Catching a program on TV one night, Brian becomes convinced that his memory loss of those hours of his life are the result of an alien abduction. He seeks out Ayalyn (Mary Lynn Rajskub), a person featured in the program, who only strengthens his conviction in believing what we already know not to be the truth.
Neil's memories of his summer on the Little League team are definitely intact, as he quickly becomes the favorite player of the coach, who on the surface, would seem perfectly normal. With the lure of video games, candy and more importantly to Neil, attention from an adult (his father is long gone and his mother works a lot), he spends a lot of time with the coach in his home. In a thankfully restrained but no less disturbing scene, Neil is sexually seduced into believing what his coach is doing is acceptable.
As he grows up, Neil takes unwarranted risks in what has quickly become a sexually promiscuous lifestyle. But horribly bored with his life in his small Kansas hometown, Neil heads to stay with a friend in New York City, a place where his risky behavior leads to increasingly dangerous encounters.
If any of the above description doesn't spell it out, I'll be blunt – this is at times, a very difficult movie to watch. Nudity is kept to a minimum, but the subject matter certainly doesn't leave a lot to the imagination. However, the story itself is quite compelling as it skillfully juggles two separate threads between the two teens that don't intersect until a powerful finale.
And the acting, particularly from Corbet and Gordon-Levitt is outstanding. Viewers might recognize Gordon-Levitt from his role on the former NBC sitcom "3rd Rock from the Sun," but nothing on that show can possibly prepare you for the devastating emotional and physical performance he puts on in this film. In the less showy role, as it were, Corbet also gives a very effective performance, as he slowly begins to assemble the pieces of a troubled childhood.
Far from a fun experience, "Mysterious Skin" is still an important piece of filmmaking. It attempts to shine a light where others won't look, for fear of what will be found. But as long as heinous crimes such as pedophilia continue to plague society, it's important that films such as this exist. Whether viewers choose to acknowledge them is clearly another matter.
Grade: A-
(This film is not rated, but contains strong sexual content and language.)

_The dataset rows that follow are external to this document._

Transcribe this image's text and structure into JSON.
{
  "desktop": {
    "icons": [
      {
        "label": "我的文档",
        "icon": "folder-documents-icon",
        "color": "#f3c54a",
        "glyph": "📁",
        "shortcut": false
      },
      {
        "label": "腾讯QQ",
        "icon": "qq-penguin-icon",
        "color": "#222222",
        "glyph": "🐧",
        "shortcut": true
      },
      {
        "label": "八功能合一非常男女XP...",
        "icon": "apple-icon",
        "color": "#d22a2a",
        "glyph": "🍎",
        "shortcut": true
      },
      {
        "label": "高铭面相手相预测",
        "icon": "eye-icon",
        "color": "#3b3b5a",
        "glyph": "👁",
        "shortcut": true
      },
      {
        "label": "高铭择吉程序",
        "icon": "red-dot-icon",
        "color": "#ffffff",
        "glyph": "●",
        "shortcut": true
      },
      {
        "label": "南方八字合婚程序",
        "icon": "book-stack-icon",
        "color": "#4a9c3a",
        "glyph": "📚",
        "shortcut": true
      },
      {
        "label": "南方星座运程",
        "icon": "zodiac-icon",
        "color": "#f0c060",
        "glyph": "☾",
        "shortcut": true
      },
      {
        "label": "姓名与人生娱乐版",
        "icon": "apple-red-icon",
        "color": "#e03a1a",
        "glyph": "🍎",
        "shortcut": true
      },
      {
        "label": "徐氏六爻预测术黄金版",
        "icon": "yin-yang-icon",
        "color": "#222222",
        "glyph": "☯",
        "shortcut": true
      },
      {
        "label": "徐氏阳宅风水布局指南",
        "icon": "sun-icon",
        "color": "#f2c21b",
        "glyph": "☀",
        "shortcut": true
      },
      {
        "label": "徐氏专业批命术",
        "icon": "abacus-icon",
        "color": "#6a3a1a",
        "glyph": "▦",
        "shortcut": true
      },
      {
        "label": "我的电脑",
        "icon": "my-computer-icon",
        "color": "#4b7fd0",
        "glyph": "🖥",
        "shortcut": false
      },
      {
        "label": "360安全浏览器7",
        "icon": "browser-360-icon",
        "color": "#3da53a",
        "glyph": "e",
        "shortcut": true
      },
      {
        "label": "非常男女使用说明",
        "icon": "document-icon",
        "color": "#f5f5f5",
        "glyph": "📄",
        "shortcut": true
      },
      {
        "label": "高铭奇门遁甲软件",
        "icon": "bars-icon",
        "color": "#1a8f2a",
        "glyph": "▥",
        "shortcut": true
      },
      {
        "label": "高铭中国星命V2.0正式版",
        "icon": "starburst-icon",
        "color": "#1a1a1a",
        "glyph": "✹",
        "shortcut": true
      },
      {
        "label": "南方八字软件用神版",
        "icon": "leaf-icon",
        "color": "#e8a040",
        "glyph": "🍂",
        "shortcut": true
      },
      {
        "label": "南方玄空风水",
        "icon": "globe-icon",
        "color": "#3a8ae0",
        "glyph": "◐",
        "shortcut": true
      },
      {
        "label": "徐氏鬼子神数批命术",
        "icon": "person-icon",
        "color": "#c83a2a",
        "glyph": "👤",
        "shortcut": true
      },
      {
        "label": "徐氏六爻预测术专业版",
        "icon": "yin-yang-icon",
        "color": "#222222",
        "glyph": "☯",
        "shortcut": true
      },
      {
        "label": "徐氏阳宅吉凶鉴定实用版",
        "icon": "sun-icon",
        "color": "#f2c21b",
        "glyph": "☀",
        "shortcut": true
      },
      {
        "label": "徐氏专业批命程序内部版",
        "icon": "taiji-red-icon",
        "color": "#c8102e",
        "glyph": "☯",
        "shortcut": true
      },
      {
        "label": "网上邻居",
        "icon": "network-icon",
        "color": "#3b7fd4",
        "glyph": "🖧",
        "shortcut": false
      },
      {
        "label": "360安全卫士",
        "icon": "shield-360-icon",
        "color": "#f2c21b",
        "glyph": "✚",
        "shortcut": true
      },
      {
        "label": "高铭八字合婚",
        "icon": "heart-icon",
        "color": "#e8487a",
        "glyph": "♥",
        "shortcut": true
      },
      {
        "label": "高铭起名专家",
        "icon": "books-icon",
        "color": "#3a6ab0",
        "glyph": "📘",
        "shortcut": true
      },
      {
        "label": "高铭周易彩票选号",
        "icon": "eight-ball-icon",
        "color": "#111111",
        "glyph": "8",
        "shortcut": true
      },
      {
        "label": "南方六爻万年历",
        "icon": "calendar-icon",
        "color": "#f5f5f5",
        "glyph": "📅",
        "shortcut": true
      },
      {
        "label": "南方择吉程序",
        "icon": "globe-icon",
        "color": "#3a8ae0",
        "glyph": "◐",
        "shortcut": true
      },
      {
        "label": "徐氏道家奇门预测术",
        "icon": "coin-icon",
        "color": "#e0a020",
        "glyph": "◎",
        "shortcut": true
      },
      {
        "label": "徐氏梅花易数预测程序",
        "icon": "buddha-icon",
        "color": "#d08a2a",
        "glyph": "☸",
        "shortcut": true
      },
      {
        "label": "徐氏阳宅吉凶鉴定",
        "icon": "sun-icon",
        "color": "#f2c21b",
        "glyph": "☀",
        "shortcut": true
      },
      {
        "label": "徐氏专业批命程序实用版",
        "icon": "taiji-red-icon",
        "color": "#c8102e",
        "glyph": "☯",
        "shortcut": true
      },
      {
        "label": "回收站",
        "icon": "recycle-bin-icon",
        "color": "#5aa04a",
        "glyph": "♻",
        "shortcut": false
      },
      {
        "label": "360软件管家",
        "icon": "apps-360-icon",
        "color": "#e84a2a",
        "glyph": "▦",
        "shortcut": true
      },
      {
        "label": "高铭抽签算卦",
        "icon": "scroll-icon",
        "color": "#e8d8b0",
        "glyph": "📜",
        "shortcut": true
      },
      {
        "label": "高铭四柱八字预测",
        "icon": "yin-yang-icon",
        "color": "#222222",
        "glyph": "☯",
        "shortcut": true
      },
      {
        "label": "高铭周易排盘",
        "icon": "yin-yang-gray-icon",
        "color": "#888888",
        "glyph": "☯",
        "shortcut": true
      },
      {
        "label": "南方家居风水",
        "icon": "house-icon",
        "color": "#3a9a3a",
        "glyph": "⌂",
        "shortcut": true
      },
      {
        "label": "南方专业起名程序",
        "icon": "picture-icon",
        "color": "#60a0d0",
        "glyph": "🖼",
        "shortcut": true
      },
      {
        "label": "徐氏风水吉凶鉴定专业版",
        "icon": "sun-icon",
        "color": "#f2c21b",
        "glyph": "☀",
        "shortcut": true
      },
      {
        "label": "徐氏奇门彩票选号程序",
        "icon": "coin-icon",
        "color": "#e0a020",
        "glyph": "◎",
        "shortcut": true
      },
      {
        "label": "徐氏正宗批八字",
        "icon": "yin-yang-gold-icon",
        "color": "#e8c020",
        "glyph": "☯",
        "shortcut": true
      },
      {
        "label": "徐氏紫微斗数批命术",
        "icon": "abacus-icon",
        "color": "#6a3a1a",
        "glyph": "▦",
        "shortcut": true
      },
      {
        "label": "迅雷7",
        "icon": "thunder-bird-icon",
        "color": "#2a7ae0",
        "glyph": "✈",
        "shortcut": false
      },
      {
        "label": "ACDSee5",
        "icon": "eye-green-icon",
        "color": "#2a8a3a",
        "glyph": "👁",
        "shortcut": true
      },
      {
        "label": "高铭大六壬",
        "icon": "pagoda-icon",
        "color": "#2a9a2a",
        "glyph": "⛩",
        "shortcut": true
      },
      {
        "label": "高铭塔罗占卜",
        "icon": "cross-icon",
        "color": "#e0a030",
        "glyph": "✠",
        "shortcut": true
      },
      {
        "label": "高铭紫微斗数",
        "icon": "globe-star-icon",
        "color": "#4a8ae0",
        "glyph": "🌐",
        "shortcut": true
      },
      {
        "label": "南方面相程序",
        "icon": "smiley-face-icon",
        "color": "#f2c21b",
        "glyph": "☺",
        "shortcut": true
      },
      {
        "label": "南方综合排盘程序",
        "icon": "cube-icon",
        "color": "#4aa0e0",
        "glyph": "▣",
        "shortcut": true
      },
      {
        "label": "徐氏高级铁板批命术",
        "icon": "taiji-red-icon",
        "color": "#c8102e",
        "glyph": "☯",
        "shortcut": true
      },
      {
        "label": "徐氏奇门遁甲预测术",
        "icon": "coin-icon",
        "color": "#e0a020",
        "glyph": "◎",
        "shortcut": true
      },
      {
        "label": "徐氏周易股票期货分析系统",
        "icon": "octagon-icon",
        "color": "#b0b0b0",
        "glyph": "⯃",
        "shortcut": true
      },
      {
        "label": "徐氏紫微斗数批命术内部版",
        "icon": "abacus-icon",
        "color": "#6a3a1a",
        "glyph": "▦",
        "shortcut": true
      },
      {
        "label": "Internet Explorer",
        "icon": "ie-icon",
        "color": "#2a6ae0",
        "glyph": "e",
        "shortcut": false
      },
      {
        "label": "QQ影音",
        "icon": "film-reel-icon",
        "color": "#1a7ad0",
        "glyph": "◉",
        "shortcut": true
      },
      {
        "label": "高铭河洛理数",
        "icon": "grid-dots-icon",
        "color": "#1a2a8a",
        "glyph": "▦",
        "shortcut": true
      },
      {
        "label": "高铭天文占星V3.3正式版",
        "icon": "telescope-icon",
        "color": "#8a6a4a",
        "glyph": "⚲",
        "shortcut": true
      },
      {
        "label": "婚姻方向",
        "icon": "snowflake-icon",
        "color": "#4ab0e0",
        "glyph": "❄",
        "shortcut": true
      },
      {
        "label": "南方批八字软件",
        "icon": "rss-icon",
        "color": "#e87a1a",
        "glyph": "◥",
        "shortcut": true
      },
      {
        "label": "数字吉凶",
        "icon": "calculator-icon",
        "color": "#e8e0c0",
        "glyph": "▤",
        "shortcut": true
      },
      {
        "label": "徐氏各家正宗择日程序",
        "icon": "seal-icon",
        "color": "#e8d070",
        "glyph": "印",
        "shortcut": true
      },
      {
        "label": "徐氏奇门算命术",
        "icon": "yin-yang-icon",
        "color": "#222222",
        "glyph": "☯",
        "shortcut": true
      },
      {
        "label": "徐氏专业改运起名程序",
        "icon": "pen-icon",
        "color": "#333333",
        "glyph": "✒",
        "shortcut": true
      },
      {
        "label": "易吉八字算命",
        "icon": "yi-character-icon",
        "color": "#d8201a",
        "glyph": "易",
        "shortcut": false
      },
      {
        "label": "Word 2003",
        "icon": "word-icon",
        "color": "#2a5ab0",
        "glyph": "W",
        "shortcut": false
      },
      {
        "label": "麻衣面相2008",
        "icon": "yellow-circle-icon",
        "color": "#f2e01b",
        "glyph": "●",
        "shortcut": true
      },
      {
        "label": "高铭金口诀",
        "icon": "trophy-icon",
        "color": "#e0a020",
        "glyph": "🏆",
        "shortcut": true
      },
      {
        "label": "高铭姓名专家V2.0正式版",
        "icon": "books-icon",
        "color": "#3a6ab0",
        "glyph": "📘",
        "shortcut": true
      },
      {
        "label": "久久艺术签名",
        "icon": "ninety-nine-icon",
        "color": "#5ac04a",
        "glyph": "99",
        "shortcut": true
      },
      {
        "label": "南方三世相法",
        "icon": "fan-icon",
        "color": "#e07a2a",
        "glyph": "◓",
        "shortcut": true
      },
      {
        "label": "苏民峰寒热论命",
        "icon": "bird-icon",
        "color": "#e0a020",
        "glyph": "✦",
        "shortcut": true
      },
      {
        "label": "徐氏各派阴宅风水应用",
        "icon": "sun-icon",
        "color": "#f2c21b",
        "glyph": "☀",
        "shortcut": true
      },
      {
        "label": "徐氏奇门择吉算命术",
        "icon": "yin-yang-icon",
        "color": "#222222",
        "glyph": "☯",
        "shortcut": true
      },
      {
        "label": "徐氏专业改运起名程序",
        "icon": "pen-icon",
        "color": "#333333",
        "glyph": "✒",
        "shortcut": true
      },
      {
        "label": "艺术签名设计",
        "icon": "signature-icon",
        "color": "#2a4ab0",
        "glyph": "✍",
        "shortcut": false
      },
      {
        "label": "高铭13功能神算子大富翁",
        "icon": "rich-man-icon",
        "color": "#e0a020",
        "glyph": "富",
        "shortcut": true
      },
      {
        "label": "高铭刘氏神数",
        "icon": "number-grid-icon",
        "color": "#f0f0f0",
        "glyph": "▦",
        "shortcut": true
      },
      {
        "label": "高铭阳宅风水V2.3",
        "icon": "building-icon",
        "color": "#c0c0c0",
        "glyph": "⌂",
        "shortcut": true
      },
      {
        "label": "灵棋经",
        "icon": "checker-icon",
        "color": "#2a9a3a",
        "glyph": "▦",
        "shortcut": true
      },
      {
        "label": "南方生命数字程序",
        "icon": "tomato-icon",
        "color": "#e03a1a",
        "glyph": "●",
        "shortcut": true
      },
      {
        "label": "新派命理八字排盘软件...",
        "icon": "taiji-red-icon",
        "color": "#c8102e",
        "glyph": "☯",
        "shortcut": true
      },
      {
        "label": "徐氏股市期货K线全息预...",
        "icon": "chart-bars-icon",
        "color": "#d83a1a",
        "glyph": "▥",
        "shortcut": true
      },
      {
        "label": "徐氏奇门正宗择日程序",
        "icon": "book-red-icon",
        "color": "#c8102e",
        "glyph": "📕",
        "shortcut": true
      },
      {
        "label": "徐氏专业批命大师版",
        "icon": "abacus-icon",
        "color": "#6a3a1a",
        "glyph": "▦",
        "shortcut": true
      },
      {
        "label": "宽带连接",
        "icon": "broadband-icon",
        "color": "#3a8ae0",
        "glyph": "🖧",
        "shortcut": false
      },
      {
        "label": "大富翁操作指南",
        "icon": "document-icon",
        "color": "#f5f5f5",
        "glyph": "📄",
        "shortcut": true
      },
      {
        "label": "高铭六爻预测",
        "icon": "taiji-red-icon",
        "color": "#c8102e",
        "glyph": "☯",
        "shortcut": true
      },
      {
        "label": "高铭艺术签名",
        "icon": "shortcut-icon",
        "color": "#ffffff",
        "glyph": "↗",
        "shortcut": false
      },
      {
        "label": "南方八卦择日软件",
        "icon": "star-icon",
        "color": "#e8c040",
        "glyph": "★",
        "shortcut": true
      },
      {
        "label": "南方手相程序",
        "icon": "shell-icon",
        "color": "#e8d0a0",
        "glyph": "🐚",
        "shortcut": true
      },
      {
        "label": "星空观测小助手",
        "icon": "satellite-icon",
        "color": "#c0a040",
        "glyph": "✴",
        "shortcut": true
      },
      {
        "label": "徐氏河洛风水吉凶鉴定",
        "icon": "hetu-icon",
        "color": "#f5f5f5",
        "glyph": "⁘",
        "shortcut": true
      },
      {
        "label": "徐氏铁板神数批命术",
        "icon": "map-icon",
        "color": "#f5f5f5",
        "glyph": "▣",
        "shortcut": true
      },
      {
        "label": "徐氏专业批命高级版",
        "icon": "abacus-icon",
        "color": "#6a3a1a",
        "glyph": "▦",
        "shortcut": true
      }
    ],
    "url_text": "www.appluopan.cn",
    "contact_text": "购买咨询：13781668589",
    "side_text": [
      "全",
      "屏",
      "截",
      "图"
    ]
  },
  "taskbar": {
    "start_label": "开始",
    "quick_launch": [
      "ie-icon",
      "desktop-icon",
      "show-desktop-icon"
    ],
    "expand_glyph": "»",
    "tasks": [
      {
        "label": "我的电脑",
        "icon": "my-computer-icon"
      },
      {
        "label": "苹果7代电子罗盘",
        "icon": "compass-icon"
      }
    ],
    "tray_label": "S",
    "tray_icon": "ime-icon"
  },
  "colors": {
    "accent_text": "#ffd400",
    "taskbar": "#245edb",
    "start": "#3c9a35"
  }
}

2 comments:

Jack said...

I had not heard of this film. But after reading your review, I will check this out.

Jack said...

Judas Priest! I was exhausted at the end of this film and was thankful when it ended. That is not to say it was a bad film. Quite to the contrary; it was a film worth watching. While it was restrained in it's graphic portrail of the actual acts, that does little to comfort the viewer. It was emotionally graphic.

Not only did the one boy grow up thinking the acts perpetrated against him were acceptable (as you put it) but he loved the coach. Making the coach's disappearance very painful. He was in love with coach and helped coach lure other boys.

I'm exhausted just remembering the film. It stuck with me for days, maybe even longer.

I can't say I enjoyed the film, but I can say that it was a good film.

Have you seen Audition yet, punk?